**Dataset rows describing interfaces:**
--*--

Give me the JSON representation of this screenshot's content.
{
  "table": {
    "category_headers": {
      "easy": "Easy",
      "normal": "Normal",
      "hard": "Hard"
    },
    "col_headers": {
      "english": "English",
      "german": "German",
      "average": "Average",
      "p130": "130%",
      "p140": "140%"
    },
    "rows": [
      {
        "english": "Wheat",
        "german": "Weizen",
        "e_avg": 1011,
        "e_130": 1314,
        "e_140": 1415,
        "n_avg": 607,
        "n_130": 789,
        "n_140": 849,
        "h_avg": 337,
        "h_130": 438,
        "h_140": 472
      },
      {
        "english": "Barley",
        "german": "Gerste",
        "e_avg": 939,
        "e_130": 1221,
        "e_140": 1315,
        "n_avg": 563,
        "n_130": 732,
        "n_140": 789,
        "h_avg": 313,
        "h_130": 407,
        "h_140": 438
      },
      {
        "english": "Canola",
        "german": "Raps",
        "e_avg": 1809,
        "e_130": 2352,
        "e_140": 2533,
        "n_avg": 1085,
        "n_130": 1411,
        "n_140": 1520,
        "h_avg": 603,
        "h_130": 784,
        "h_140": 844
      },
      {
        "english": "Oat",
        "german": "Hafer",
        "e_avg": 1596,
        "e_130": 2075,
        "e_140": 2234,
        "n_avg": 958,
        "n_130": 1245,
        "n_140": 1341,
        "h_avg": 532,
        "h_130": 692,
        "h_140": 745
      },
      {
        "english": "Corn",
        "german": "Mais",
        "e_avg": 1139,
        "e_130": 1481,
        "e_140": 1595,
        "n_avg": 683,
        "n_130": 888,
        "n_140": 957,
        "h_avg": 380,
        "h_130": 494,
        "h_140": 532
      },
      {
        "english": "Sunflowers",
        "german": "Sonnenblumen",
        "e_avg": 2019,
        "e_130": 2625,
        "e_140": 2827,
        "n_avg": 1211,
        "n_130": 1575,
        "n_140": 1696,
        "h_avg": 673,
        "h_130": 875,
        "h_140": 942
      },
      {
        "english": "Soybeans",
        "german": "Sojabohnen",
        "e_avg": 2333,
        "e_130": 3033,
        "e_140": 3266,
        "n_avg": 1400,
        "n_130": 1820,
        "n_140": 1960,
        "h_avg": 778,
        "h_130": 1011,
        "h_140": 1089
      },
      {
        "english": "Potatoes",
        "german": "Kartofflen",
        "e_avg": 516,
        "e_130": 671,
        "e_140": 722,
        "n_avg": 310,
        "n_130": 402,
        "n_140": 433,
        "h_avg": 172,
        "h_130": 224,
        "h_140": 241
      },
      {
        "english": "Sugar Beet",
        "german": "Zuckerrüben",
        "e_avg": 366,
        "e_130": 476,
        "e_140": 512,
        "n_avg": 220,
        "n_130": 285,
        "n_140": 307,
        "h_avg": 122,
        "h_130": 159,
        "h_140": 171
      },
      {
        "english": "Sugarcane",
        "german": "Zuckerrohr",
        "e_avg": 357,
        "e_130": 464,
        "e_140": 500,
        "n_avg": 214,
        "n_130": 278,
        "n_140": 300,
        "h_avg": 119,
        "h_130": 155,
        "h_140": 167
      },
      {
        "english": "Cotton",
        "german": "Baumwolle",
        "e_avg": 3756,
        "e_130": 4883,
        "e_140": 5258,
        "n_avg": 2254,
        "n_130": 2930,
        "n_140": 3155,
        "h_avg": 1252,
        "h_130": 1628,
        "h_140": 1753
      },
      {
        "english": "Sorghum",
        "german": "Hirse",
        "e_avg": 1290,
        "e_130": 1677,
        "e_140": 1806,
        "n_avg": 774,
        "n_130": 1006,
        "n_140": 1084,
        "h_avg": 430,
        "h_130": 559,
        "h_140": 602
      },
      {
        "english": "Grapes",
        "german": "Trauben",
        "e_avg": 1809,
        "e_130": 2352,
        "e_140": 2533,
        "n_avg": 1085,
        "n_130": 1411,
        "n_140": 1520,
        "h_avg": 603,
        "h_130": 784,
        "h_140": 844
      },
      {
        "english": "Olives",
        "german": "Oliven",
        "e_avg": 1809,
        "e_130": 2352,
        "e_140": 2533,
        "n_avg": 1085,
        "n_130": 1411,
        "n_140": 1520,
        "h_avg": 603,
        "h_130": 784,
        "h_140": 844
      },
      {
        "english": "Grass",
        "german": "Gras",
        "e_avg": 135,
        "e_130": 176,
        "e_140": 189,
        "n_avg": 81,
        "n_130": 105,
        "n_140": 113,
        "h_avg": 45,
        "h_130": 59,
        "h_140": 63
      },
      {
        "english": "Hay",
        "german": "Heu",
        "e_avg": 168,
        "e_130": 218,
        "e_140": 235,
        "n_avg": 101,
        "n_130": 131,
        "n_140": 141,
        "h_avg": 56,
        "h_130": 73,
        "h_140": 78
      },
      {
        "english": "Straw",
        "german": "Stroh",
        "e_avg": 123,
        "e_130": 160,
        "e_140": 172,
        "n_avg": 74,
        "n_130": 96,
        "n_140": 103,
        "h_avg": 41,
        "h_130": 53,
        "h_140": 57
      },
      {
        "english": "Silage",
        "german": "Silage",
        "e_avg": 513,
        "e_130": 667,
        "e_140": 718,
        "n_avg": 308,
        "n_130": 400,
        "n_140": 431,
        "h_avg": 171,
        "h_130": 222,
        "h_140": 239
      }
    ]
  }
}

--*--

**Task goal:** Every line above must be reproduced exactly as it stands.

**Exercise output:**
Give me the JSON representation of this screenshot's content.
{
  "table": {
    "category_headers": {
      "easy": "Easy",
      "normal": "Normal",
      "hard": "Hard"
    },
    "col_headers": {
      "english": "English",
      "german": "German",
      "average": "Average",
      "p130": "130%",
      "p140": "140%"
    },
    "rows": [
      {
        "english": "Wheat",
        "german": "Weizen",
        "e_avg": 1011,
        "e_130": 1314,
        "e_140": 1415,
        "n_avg": 607,
        "n_130": 789,
        "n_140": 849,
        "h_avg": 337,
        "h_130": 438,
        "h_140": 472
      },
      {
        "english": "Barley",
        "german": "Gerste",
        "e_avg": 939,
        "e_130": 1221,
        "e_140": 1315,
        "n_avg": 563,
        "n_130": 732,
        "n_140": 789,
        "h_avg": 313,
        "h_130": 407,
        "h_140": 438
      },
      {
        "english": "Canola",
        "german": "Raps",
        "e_avg": 1809,
        "e_130": 2352,
        "e_140": 2533,
        "n_avg": 1085,
        "n_130": 1411,
        "n_140": 1520,
        "h_avg": 603,
        "h_130": 784,
        "h_140": 844
      },
      {
        "english": "Oat",
        "german": "Hafer",
        "e_avg": 1596,
        "e_130": 2075,
        "e_140": 2234,
        "n_avg": 958,
        "n_130": 1245,
        "n_140": 1341,
        "h_avg": 532,
        "h_130": 692,
        "h_140": 745
      },
      {
        "english": "Corn",
        "german": "Mais",
        "e_avg": 1139,
        "e_130": 1481,
        "e_140": 1595,
        "n_avg": 683,
        "n_130": 888,
        "n_140": 957,
        "h_avg": 380,
        "h_130": 494,
        "h_140": 532
      },
      {
        "english": "Sunflowers",
        "german": "Sonnenblumen",
        "e_avg": 2019,
        "e_130": 2625,
        "e_140": 2827,
        "n_avg": 1211,
        "n_130": 1575,
        "n_140": 1696,
        "h_avg": 673,
        "h_130": 875,
        "h_140": 942
      },
      {
        "english": "Soybeans",
        "german": "Sojabohnen",
        "e_avg": 2333,
        "e_130": 3033,
        "e_140": 3266,
        "n_avg": 1400,
        "n_130": 1820,
        "n_140": 1960,
        "h_avg": 778,
        "h_130": 1011,
        "h_140": 1089
      },
      {
        "english": "Potatoes",
        "german": "Kartofflen",
        "e_avg": 516,
        "e_130": 671,
        "e_140": 722,
        "n_avg": 310,
        "n_130": 402,
        "n_140": 433,
        "h_avg": 172,
        "h_130": 224,
        "h_140": 241
      },
      {
        "english": "Sugar Beet",
        "german": "Zuckerrüben",
        "e_avg": 366,
        "e_130": 476,
        "e_140": 512,
        "n_avg": 220,
        "n_130": 285,
        "n_140": 307,
        "h_avg": 122,
        "h_130": 159,
        "h_140": 171
      },
      {
        "english": "Sugarcane",
        "german": "Zuckerrohr",
        "e_avg": 357,
        "e_130": 464,
        "e_140": 500,
        "n_avg": 214,
        "n_130": 278,
        "n_140": 300,
        "h_avg": 119,
        "h_130": 155,
        "h_140": 167
      },
      {
        "english": "Cotton",
        "german": "Baumwolle",
        "e_avg": 3756,
        "e_130": 4883,
        "e_140": 5258,
        "n_avg": 2254,
        "n_130": 2930,
        "n_140": 3155,
        "h_avg": 1252,
        "h_130": 1628,
        "h_140": 1753
      },
      {
        "english": "Sorghum",
        "german": "Hirse",
        "e_avg": 1290,
        "e_130": 1677,
        "e_140": 1806,
        "n_avg": 774,
        "n_130": 1006,
        "n_140": 1084,
        "h_avg": 430,
        "h_130": 559,
        "h_140": 602
      },
      {
        "english": "Grapes",
        "german": "Trauben",
        "e_avg": 1809,
        "e_130": 2352,
        "e_140": 2533,
        "n_avg": 1085,
        "n_130": 1411,
        "n_140": 1520,
        "h_avg": 603,
        "h_130": 784,
        "h_140": 844
      },
      {
        "english": "Olives",
        "german": "Oliven",
        "e_avg": 1809,
        "e_130": 2352,
        "e_140": 2533,
        "n_avg": 1085,
        "n_130": 1411,
        "n_140": 1520,
        "h_avg": 603,
        "h_130": 784,
        "h_140": 844
      },
      {
        "english": "Grass",
        "german": "Gras",
        "e_avg": 135,
        "e_130": 176,
        "e_140": 189,
        "n_avg": 81,
        "n_130": 105,
        "n_140": 113,
        "h_avg": 45,
        "h_130": 59,
        "h_140": 63
      },
      {
        "english": "Hay",
        "german": "Heu",
        "e_avg": 168,
        "e_130": 218,
        "e_140": 235,
        "n_avg": 101,
        "n_130": 131,
        "n_140": 141,
        "h_avg": 56,
        "h_130": 73,
        "h_140": 78
      },
      {
        "english": "Straw",
        "german": "Stroh",
        "e_avg": 123,
        "e_130": 160,
        "e_140": 172,
        "n_avg": 74,
        "n_130": 96,
        "n_140": 103,
        "h_avg": 41,
        "h_130": 53,
        "h_140": 57
      },
      {
        "english": "Silage",
        "german": "Silage",
        "e_avg": 513,
        "e_130": 667,
        "e_140": 718,
        "n_avg": 308,
        "n_130": 400,
        "n_140": 431,
        "h_avg": 171,
        "h_130": 222,
        "h_140": 239
      }
    ]
  }
}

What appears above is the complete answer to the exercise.